EXERCISE AIM. Which lines in the data below contain the word "объявлений"? Return each of them.

Items from a dataset:
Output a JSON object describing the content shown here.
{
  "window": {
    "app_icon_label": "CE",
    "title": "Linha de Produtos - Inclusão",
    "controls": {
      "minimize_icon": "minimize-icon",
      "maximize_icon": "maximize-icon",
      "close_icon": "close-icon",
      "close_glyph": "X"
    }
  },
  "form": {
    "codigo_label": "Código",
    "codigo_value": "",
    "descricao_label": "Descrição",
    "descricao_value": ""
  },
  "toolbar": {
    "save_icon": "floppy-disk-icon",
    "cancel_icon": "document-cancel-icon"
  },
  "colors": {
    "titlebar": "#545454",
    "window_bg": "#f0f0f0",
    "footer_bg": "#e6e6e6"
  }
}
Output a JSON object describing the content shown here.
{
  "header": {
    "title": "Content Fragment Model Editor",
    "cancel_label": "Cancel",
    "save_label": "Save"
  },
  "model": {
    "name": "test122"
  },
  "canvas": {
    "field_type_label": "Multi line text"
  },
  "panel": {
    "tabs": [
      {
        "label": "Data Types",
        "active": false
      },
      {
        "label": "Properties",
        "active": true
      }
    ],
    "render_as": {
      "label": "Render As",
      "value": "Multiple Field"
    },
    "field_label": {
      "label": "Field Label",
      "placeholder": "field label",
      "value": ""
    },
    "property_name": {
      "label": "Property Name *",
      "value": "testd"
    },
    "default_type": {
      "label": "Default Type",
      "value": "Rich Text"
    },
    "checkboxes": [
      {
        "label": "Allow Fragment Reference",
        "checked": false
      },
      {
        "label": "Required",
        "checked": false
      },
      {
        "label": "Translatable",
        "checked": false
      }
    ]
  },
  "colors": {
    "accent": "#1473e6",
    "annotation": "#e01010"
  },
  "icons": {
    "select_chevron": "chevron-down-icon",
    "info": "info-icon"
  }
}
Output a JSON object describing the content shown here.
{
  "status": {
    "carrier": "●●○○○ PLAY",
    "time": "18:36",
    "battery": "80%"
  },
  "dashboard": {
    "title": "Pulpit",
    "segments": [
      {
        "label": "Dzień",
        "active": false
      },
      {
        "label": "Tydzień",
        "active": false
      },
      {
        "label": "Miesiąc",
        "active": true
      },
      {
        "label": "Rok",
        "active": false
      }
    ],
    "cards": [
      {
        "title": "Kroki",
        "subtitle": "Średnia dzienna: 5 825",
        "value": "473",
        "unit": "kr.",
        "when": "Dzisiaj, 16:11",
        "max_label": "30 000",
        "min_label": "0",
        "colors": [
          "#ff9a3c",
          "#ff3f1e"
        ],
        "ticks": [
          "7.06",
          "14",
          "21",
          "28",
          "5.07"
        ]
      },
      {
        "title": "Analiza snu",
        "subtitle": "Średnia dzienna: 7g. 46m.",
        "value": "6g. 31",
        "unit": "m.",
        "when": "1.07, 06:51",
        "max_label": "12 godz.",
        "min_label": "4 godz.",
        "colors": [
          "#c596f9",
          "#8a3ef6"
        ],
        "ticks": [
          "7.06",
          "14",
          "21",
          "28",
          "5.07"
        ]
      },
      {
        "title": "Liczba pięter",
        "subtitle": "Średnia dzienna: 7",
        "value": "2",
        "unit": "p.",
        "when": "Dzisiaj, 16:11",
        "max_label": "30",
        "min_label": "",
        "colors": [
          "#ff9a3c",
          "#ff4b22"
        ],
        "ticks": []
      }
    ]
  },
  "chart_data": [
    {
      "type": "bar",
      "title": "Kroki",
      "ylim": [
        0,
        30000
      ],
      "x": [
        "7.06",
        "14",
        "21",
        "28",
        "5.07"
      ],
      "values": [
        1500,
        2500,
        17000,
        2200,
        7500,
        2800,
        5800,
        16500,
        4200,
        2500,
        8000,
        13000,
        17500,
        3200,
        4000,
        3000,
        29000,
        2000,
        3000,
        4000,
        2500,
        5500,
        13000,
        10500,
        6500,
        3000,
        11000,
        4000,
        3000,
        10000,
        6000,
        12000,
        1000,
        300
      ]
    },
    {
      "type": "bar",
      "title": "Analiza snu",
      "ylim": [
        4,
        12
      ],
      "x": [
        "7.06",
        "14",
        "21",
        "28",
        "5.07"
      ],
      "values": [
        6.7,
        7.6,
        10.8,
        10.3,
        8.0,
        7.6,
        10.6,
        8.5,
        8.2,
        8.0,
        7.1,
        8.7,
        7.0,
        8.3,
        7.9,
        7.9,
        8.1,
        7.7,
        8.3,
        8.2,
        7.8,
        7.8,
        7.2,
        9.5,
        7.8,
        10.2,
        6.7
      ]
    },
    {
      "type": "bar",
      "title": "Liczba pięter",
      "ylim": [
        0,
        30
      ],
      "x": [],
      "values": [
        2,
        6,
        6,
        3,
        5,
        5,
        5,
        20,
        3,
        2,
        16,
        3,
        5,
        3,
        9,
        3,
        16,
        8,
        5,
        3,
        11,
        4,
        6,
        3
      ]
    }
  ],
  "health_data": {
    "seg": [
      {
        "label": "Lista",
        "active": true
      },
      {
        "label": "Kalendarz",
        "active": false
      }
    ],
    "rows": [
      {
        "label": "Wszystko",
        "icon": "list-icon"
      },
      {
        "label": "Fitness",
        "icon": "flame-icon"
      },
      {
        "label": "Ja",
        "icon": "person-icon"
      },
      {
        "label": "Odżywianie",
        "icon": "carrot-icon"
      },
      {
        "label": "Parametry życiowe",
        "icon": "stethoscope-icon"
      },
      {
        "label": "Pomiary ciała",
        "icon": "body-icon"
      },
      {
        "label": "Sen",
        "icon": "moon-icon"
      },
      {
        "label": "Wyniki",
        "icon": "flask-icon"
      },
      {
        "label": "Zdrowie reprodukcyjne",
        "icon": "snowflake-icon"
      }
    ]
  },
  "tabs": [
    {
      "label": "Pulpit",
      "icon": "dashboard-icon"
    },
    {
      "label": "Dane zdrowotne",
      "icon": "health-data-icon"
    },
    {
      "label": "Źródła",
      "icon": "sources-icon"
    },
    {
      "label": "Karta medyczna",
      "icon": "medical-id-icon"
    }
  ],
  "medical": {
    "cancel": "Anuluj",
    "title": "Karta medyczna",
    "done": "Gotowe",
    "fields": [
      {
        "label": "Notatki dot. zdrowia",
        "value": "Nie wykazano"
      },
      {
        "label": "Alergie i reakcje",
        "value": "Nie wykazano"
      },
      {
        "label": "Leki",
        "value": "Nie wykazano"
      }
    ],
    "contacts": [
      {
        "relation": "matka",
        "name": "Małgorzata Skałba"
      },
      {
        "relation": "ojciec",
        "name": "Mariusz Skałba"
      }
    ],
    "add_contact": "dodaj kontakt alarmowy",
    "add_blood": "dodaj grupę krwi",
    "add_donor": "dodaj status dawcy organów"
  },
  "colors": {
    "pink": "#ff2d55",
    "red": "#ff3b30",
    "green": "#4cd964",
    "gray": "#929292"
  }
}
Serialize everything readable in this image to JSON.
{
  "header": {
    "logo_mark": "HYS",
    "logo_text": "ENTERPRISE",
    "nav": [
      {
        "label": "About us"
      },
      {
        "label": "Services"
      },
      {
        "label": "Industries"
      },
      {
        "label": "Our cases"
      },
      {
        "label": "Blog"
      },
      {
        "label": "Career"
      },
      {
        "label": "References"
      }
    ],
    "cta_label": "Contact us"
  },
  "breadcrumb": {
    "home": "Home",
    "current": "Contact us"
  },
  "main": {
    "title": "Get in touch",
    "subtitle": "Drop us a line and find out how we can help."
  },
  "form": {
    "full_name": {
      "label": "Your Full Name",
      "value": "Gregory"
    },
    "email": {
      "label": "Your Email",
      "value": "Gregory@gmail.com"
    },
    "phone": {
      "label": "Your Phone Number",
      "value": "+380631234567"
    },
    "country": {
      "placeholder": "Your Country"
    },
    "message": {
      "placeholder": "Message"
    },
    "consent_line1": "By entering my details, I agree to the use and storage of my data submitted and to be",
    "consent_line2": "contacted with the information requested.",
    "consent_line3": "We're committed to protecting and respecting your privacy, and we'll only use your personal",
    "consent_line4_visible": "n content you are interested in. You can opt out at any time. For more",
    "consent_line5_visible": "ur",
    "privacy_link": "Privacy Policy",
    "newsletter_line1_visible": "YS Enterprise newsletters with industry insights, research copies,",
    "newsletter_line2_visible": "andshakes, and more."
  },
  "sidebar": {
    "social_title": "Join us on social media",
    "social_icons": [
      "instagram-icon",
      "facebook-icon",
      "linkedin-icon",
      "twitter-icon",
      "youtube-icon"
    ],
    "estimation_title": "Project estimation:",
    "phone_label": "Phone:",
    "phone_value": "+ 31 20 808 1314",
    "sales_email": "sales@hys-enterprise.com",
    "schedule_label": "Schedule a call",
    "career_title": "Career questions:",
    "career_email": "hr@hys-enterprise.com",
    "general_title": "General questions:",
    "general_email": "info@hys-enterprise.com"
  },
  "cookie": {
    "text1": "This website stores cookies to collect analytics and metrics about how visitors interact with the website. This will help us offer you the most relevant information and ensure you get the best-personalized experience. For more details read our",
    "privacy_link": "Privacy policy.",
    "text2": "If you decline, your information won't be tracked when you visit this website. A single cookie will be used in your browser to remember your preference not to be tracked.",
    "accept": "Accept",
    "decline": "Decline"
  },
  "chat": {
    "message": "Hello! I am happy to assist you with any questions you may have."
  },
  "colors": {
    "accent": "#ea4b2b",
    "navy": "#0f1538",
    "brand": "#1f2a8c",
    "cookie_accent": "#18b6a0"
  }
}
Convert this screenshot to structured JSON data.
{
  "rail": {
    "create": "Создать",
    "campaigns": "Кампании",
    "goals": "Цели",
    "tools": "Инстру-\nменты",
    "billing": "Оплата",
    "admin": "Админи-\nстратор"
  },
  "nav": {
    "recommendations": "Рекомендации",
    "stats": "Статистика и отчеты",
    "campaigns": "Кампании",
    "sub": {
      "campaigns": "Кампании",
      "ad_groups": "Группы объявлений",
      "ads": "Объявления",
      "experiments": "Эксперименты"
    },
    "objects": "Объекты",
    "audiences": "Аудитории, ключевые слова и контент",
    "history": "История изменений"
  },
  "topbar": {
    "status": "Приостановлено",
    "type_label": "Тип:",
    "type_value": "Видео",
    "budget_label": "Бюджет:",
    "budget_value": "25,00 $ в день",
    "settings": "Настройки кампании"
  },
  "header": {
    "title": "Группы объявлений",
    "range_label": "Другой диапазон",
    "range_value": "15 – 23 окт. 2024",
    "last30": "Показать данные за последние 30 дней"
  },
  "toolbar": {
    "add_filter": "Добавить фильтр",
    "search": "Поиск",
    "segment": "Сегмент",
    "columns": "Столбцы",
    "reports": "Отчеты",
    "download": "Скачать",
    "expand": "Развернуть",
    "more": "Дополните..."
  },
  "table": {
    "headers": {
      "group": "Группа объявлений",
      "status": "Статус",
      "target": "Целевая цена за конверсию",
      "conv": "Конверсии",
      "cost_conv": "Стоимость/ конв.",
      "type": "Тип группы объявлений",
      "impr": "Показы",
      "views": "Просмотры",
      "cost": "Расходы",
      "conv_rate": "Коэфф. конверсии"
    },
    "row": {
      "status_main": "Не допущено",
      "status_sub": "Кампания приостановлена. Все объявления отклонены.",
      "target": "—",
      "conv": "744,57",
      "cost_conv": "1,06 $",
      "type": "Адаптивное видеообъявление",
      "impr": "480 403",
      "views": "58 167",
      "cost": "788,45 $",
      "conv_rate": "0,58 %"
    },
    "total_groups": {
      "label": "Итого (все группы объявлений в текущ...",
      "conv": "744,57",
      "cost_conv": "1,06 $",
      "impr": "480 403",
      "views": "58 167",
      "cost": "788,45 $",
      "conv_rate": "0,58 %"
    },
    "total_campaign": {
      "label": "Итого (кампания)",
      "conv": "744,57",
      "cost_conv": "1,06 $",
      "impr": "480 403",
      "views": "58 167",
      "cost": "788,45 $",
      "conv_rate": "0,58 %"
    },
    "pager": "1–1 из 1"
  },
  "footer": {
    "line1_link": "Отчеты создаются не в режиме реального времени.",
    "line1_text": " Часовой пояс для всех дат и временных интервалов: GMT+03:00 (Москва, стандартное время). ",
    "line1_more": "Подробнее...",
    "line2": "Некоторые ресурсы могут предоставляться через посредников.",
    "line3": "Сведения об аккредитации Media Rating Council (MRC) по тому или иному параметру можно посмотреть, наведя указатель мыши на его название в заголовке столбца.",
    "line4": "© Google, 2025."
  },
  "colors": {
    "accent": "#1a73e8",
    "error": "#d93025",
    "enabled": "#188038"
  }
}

OUTPUT OF THE EXERCISE.
      "ad_groups": "Группы объявлений",
    "title": "Группы объявлений",
      "group": "Группа объявлений",
      "type": "Тип группы объявлений",
      "label": "Итого (все группы объявлений в текущ...",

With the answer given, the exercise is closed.